REQUIRED ACTION =>
Where does "below" appear in the data? Return each line that holds it.

SOURCE INFORMATION =>
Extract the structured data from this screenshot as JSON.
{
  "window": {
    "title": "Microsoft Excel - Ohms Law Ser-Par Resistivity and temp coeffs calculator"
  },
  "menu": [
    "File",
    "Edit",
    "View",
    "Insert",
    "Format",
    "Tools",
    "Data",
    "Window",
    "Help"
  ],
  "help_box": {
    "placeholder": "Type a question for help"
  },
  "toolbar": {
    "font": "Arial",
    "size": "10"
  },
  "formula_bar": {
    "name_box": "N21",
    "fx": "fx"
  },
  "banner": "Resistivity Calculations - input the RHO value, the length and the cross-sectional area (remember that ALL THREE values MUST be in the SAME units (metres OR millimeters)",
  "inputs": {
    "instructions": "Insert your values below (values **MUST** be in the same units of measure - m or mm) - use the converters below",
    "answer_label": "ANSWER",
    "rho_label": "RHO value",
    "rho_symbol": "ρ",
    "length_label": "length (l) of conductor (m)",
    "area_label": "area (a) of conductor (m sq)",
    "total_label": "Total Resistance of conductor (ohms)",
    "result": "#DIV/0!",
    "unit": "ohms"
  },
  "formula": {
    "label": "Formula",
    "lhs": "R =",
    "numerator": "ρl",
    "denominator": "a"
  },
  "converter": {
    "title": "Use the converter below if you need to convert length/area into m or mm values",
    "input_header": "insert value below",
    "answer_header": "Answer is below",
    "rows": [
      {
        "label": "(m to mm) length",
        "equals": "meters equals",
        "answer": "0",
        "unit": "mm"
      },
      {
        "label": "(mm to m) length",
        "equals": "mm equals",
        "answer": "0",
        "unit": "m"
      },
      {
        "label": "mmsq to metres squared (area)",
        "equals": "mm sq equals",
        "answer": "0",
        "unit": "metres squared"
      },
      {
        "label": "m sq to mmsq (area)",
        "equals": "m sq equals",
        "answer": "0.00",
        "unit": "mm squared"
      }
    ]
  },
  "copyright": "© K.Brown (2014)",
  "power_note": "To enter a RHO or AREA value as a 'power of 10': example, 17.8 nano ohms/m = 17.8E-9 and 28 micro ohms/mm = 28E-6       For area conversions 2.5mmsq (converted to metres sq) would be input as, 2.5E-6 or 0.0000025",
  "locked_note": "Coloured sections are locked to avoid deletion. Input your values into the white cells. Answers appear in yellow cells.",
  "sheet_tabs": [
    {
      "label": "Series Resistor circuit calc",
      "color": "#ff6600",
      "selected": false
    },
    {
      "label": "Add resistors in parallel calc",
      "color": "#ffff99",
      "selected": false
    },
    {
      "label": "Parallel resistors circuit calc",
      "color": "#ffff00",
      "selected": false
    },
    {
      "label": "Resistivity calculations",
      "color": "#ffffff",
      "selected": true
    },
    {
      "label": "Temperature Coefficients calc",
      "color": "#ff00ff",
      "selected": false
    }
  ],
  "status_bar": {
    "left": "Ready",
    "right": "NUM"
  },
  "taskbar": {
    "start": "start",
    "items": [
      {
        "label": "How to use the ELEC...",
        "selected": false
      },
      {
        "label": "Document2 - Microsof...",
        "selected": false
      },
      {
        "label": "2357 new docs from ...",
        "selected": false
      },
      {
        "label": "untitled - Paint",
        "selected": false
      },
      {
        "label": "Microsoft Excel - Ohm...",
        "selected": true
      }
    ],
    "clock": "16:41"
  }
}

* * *

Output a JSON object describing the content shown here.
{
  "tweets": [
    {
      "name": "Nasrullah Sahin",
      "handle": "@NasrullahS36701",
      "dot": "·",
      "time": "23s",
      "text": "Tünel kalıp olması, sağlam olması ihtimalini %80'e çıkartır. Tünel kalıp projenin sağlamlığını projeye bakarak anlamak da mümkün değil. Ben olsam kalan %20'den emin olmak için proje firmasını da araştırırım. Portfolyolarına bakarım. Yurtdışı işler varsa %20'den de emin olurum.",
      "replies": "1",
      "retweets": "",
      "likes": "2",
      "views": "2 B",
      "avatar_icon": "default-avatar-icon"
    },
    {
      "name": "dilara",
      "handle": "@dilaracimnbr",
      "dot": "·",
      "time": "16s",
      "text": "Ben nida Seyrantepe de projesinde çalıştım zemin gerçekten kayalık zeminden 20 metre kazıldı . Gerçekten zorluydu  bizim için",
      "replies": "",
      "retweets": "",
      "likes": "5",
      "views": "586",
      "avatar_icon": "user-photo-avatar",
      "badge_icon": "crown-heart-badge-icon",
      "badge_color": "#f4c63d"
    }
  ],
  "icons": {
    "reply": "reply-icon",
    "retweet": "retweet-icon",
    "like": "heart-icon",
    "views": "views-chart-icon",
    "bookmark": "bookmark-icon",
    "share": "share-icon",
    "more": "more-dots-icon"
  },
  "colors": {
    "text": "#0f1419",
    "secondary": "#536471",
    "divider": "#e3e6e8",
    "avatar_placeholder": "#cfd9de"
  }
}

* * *

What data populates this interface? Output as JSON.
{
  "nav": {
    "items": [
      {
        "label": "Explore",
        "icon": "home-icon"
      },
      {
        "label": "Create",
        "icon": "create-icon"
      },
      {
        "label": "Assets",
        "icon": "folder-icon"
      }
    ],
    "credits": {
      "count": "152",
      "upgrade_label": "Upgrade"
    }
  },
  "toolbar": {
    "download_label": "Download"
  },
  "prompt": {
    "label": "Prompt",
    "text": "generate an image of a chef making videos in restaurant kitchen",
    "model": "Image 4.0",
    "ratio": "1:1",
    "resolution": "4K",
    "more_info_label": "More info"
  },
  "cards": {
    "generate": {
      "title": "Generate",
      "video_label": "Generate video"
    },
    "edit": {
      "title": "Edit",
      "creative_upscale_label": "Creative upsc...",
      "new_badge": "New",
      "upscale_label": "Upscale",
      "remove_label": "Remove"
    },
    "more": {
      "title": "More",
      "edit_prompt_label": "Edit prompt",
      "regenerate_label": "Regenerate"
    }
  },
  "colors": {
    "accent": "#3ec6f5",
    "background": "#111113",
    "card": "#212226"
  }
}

RESPONSE TO THE EXERCISE =>
    "instructions": "Insert your values below (values **MUST** be in the same units of measure - m or mm) - use the converters below",
    "title": "Use the converter below if you need to convert length/area into m or mm values",
    "input_header": "insert value below",
    "answer_header": "Answer is below",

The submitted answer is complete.